** Opening Extracted material block **
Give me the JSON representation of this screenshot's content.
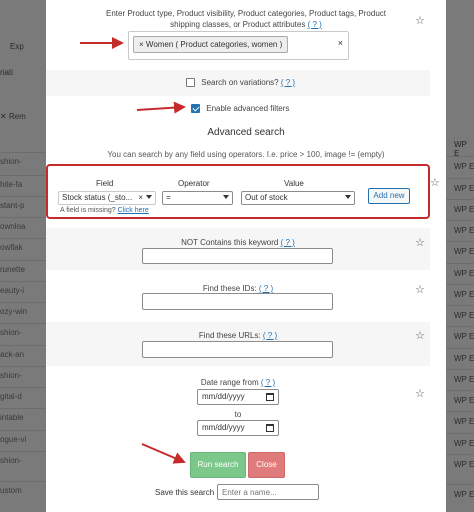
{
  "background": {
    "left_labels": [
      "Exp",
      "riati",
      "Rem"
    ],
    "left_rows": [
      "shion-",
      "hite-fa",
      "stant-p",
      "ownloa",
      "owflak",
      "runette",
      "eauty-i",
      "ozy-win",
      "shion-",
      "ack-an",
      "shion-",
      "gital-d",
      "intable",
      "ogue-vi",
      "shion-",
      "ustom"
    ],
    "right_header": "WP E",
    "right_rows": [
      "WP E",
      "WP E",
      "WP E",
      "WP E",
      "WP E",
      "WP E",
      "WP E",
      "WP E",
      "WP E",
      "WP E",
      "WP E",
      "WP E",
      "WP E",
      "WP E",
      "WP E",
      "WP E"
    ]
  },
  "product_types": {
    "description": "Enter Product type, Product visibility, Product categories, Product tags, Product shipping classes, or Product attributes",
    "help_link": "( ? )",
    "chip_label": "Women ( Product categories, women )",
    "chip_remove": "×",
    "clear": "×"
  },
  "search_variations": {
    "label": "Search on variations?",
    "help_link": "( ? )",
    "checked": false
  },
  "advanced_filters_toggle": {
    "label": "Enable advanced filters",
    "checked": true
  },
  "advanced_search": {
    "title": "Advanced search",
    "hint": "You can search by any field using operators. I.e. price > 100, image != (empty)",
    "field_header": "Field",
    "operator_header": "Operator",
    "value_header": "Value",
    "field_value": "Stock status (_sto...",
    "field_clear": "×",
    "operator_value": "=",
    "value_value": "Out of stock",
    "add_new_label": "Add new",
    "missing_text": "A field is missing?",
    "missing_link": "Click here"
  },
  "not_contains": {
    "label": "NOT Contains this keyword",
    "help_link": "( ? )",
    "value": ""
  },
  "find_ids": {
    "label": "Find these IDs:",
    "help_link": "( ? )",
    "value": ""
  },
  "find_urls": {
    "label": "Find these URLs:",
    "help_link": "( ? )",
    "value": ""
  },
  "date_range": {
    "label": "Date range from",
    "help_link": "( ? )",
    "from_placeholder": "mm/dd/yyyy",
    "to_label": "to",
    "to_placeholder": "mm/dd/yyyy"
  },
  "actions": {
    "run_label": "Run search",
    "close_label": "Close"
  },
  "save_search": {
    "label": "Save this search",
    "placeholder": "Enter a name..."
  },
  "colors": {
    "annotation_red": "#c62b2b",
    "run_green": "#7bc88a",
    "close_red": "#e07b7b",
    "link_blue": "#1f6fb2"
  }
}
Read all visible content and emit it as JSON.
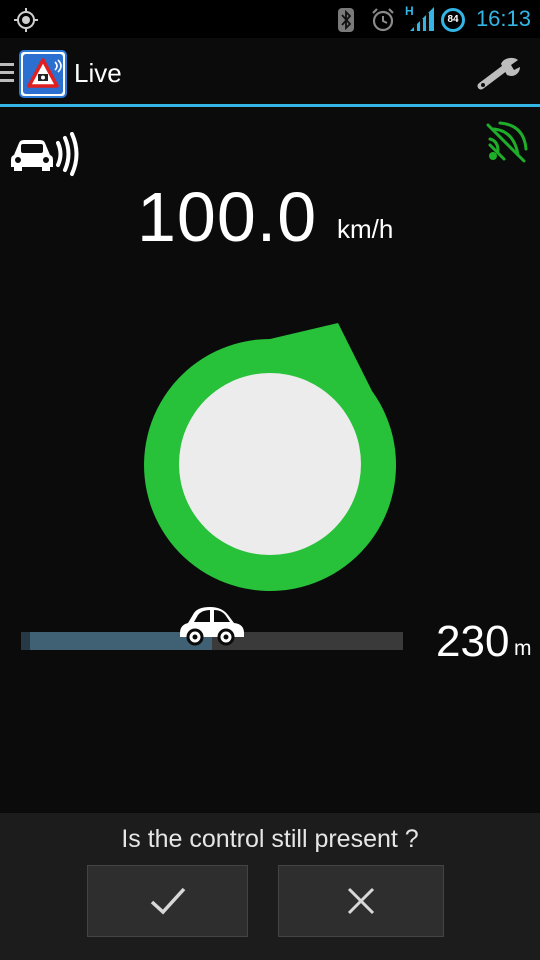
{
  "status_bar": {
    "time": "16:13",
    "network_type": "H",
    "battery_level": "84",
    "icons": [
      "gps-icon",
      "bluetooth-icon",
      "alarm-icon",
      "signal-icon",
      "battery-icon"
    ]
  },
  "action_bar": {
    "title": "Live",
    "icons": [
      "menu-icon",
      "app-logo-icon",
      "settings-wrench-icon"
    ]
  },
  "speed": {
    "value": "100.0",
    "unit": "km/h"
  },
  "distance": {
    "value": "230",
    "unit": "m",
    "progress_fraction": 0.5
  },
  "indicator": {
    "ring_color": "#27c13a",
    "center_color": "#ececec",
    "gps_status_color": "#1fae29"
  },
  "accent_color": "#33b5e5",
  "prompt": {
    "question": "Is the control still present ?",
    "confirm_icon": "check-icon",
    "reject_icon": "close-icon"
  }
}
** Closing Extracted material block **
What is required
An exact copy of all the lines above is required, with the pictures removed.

Written answer
Give me the JSON representation of this screenshot's content.
{
  "background": {
    "left_labels": [
      "Exp",
      "riati",
      "Rem"
    ],
    "left_rows": [
      "shion-",
      "hite-fa",
      "stant-p",
      "ownloa",
      "owflak",
      "runette",
      "eauty-i",
      "ozy-win",
      "shion-",
      "ack-an",
      "shion-",
      "gital-d",
      "intable",
      "ogue-vi",
      "shion-",
      "ustom"
    ],
    "right_header": "WP E",
    "right_rows": [
      "WP E",
      "WP E",
      "WP E",
      "WP E",
      "WP E",
      "WP E",
      "WP E",
      "WP E",
      "WP E",
      "WP E",
      "WP E",
      "WP E",
      "WP E",
      "WP E",
      "WP E",
      "WP E"
    ]
  },
  "product_types": {
    "description": "Enter Product type, Product visibility, Product categories, Product tags, Product shipping classes, or Product attributes",
    "help_link": "( ? )",
    "chip_label": "Women ( Product categories, women )",
    "chip_remove": "×",
    "clear": "×"
  },
  "search_variations": {
    "label": "Search on variations?",
    "help_link": "( ? )",
    "checked": false
  },
  "advanced_filters_toggle": {
    "label": "Enable advanced filters",
    "checked": true
  },
  "advanced_search": {
    "title": "Advanced search",
    "hint": "You can search by any field using operators. I.e. price > 100, image != (empty)",
    "field_header": "Field",
    "operator_header": "Operator",
    "value_header": "Value",
    "field_value": "Stock status (_sto...",
    "field_clear": "×",
    "operator_value": "=",
    "value_value": "Out of stock",
    "add_new_label": "Add new",
    "missing_text": "A field is missing?",
    "missing_link": "Click here"
  },
  "not_contains": {
    "label": "NOT Contains this keyword",
    "help_link": "( ? )",
    "value": ""
  },
  "find_ids": {
    "label": "Find these IDs:",
    "help_link": "( ? )",
    "value": ""
  },
  "find_urls": {
    "label": "Find these URLs:",
    "help_link": "( ? )",
    "value": ""
  },
  "date_range": {
    "label": "Date range from",
    "help_link": "( ? )",
    "from_placeholder": "mm/dd/yyyy",
    "to_label": "to",
    "to_placeholder": "mm/dd/yyyy"
  },
  "actions": {
    "run_label": "Run search",
    "close_label": "Close"
  },
  "save_search": {
    "label": "Save this search",
    "placeholder": "Enter a name..."
  },
  "colors": {
    "annotation_red": "#c62b2b",
    "run_green": "#7bc88a",
    "close_red": "#e07b7b",
    "link_blue": "#1f6fb2"
  }
}
Read all visible content and emit it as JSON.
{
  "status_bar": {
    "time": "16:13",
    "network_type": "H",
    "battery_level": "84",
    "icons": [
      "gps-icon",
      "bluetooth-icon",
      "alarm-icon",
      "signal-icon",
      "battery-icon"
    ]
  },
  "action_bar": {
    "title": "Live",
    "icons": [
      "menu-icon",
      "app-logo-icon",
      "settings-wrench-icon"
    ]
  },
  "speed": {
    "value": "100.0",
    "unit": "km/h"
  },
  "distance": {
    "value": "230",
    "unit": "m",
    "progress_fraction": 0.5
  },
  "indicator": {
    "ring_color": "#27c13a",
    "center_color": "#ececec",
    "gps_status_color": "#1fae29"
  },
  "accent_color": "#33b5e5",
  "prompt": {
    "question": "Is the control still present ?",
    "confirm_icon": "check-icon",
    "reject_icon": "close-icon"
  }
}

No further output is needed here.